Since this church had compromised so severely, Jesus introduces himself to the church by reminding them that he is the one who has the sharp double-edged sword coming out of his mouth, an image of his sovereign justice and judgment. After he points out there sin in verses 14-15, he challenges them to repent from their sins of idolatry and sexual immorality and he warns them that unless they change their ethical positions and spiritual practices, he will fight against them with divine judgment and justice.

Pergamum’s Reward (17)

But to those who hear Jesus’ words, repent from their sin, turn away from their compromising tendencies, and remain faithful to Jesus until the end, he will bless them with the reward of eternal life. He uses the symbols of hidden manna and a white stone to represent eternal life. Jesus is saying that if you refuse the idolatrous meat sacrificed to idols, I will sustain you with what comes from heaven. White stones were associated with votes of acquittal in ancient courts. Conversely, black stones were given for guilty verdicts. Jesus is saying that those who remain faithful to him until the end will receive a vote of acquittal from their sins, a new name (which means a new identity), and gain entrance into the eternal community of the redeemed.

The Church in America

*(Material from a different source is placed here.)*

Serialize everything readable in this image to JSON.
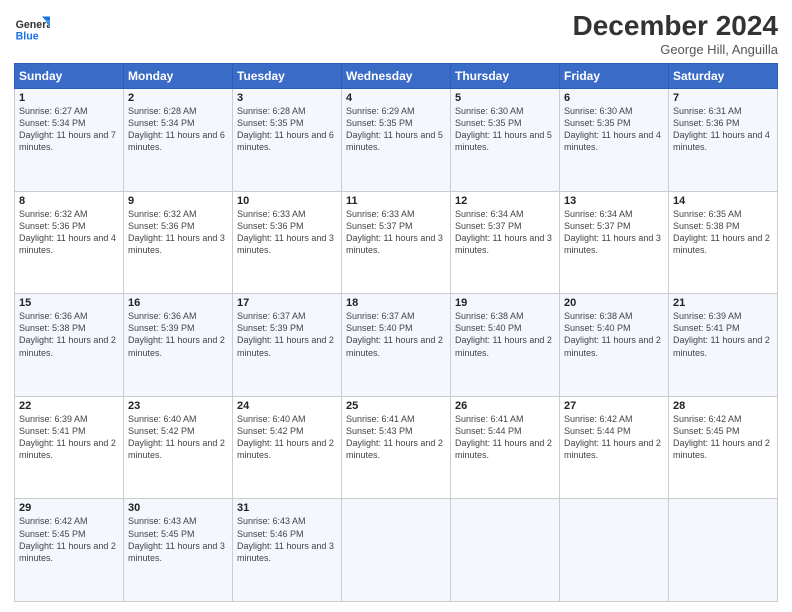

In many ways, the American church is like the church in Pergamum. We are trying to live the Christian life and remain faithful to Jesus Christ in the midst of a pagan culture. There are numerous pressures to adopt the values of society and be conformed to the image of this world. As a nation, we don’t bow before statues of Zeus and Athena, but we do erect altars of arrogance, podiums of pleasure, and shrines of selfishness. American culture worships the gods of power, money, materialism, success, celebrities, and entertainment! It is difficult to be a faithful Christian when we dwell in the shadow of Satan’s throne—in a culture of opposing beliefs and values.

I believe that Satan is using the same strategy with the American church today as he did with the church in Pergamum two-thousand years ago. He doesn’t openly attack the church through external persecution; he attacks it subtly by tries to get us to compromise our biblical values and to conform to the culture around us.

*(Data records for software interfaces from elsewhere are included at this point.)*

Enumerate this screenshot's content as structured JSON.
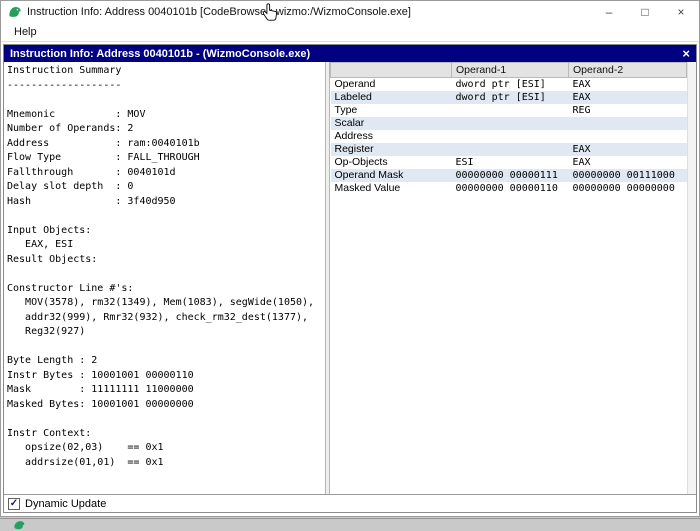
{
  "window": {
    "title": "Instruction Info: Address 0040101b [CodeBrowser: wizmo:/WizmoConsole.exe]",
    "controls": {
      "minimize": "–",
      "maximize": "□",
      "close": "×"
    }
  },
  "menu": {
    "items": [
      "Help"
    ]
  },
  "dialog": {
    "title": "Instruction Info: Address 0040101b - (WizmoConsole.exe)",
    "close_glyph": "×"
  },
  "summary": {
    "lines": [
      "Instruction Summary",
      "-------------------",
      "",
      "Mnemonic          : MOV",
      "Number of Operands: 2",
      "Address           : ram:0040101b",
      "Flow Type         : FALL_THROUGH",
      "Fallthrough       : 0040101d",
      "Delay slot depth  : 0",
      "Hash              : 3f40d950",
      "",
      "Input Objects:",
      "   EAX, ESI",
      "Result Objects:",
      "",
      "Constructor Line #'s:",
      "   MOV(3578), rm32(1349), Mem(1083), segWide(1050),",
      "   addr32(999), Rmr32(932), check_rm32_dest(1377),",
      "   Reg32(927)",
      "",
      "Byte Length : 2",
      "Instr Bytes : 10001001 00000110",
      "Mask        : 11111111 11000000",
      "Masked Bytes: 10001001 00000000",
      "",
      "Instr Context:",
      "   opsize(02,03)    == 0x1",
      "   addrsize(01,01)  == 0x1"
    ]
  },
  "table": {
    "headers": [
      "",
      "Operand-1",
      "Operand-2"
    ],
    "rows": [
      [
        "Operand",
        "dword ptr [ESI]",
        "EAX"
      ],
      [
        "Labeled",
        "dword ptr [ESI]",
        "EAX"
      ],
      [
        "Type",
        "",
        "REG"
      ],
      [
        "Scalar",
        "",
        ""
      ],
      [
        "Address",
        "",
        ""
      ],
      [
        "Register",
        "",
        "EAX"
      ],
      [
        "Op-Objects",
        "ESI",
        "EAX"
      ],
      [
        "Operand Mask",
        "00000000 00000111",
        "00000000 00111000"
      ],
      [
        "Masked Value",
        "00000000 00000110",
        "00000000 00000000"
      ]
    ]
  },
  "footer": {
    "dynamic_update_label": "Dynamic Update",
    "checked": true,
    "check_glyph": "✓"
  },
  "colors": {
    "dialog_titlebar": "#000080",
    "row_stripe": "#dfe8f3",
    "table_header_bg": "#e3e3e3",
    "app_icon_green": "#27a05f"
  }
}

The world’s values and God’s values are very different. The world’s business ethic says, “Do what you have to do to get ahead!” God’s business ethic says, “Do unto others what you would have them do to you.” The world tells our young people, “Have sex when you are ready.” God says, “You are not ready to have sex until you are married!” The world says, “Get what you can while you can get it.” God says, “It is more blessed to give than receive.” The world says, “It’s your life, live it how you want to.” God says, “You are not your own; you were bought with a price.”

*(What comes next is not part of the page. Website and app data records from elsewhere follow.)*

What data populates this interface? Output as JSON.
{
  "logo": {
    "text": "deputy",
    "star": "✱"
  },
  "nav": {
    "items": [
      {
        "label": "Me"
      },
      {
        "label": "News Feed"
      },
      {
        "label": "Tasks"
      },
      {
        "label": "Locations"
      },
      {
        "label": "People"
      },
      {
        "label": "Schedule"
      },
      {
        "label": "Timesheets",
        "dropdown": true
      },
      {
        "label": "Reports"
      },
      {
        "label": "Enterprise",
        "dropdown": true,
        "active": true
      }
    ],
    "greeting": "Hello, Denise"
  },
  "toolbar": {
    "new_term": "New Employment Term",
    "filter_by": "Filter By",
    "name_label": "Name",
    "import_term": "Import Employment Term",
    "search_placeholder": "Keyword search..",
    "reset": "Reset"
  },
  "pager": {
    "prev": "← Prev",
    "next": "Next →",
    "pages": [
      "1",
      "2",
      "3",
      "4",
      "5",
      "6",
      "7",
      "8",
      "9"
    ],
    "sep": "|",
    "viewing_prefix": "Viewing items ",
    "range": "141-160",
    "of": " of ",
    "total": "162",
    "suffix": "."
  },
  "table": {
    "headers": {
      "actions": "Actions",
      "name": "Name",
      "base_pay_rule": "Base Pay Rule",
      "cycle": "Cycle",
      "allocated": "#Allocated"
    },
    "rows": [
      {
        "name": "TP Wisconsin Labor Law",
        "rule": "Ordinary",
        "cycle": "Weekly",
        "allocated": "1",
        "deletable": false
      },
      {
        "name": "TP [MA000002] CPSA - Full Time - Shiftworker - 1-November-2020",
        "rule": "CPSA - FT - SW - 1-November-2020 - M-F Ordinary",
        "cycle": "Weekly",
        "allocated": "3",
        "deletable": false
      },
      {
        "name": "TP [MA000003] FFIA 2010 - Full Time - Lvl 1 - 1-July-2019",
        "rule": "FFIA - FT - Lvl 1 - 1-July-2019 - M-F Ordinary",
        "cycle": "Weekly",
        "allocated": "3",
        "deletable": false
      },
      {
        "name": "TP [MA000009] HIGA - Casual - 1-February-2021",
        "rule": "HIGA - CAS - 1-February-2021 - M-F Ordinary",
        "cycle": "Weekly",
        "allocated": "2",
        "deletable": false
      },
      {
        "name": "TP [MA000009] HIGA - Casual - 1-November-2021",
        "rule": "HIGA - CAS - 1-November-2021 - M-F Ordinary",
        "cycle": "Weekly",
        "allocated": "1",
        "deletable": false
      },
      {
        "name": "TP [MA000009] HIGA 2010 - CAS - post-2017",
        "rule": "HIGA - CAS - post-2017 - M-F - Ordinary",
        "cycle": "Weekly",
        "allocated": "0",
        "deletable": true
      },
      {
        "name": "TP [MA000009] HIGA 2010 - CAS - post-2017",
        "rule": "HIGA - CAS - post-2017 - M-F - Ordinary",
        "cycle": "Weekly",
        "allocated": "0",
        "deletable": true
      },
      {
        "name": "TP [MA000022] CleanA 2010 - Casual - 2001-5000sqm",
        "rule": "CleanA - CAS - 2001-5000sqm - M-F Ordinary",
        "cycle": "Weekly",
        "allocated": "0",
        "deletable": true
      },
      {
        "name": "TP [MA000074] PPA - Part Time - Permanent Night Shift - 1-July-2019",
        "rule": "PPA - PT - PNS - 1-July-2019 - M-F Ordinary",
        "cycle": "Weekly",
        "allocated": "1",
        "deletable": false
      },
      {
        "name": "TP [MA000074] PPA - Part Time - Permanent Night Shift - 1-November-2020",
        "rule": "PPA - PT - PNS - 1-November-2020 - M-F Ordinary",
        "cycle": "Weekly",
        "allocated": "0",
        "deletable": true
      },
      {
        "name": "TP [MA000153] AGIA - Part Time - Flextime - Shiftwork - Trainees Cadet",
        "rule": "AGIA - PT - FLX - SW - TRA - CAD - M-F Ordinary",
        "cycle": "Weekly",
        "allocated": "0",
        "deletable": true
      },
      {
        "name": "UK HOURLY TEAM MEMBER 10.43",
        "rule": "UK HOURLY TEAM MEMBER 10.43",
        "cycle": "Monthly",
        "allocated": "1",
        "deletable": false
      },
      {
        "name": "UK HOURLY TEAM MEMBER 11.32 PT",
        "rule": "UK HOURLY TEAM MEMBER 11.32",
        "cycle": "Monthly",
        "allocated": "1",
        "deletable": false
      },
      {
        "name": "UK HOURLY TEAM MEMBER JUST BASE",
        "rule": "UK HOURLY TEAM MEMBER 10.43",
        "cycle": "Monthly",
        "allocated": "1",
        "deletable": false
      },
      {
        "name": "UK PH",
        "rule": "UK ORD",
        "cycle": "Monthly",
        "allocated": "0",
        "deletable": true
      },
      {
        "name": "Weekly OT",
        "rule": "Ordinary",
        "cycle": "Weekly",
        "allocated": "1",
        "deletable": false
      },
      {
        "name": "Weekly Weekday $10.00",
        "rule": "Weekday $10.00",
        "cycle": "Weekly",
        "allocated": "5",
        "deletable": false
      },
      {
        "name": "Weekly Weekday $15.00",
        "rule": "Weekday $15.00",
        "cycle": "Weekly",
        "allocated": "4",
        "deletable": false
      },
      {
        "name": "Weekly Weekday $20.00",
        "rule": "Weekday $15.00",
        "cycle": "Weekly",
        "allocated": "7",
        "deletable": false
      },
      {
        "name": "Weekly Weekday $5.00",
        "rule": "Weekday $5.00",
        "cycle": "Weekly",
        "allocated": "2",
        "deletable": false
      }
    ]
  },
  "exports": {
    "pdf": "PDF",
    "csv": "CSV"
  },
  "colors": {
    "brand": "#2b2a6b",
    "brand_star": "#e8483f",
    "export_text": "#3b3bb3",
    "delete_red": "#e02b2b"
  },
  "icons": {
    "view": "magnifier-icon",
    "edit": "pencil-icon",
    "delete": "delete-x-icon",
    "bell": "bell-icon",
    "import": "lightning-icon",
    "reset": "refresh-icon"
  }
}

The church faces incredible pressure to conform to American culture. In some ways, of us are guilty of compromise. Some of us have adopted the culture’s views of society, business, and sexuality. Others have embraced the culture’s political and social positions. Some just “go with the flow” of everyone else at work or school because we are afraid of being marginalized or ostracized. How have you compromised?

Like the church in Pergamum, Jesus offers us the opportunity to repent from the areas where we have compromised. And if we remain faithful to his Word, his ethics, his positions, his practices, and his life, we too will be rewarded with hidden manna, a white stone, and a new name!

 

This entry was posted in Sermons. Bookmark the permalink. Both comments and trackbacks are currently closed.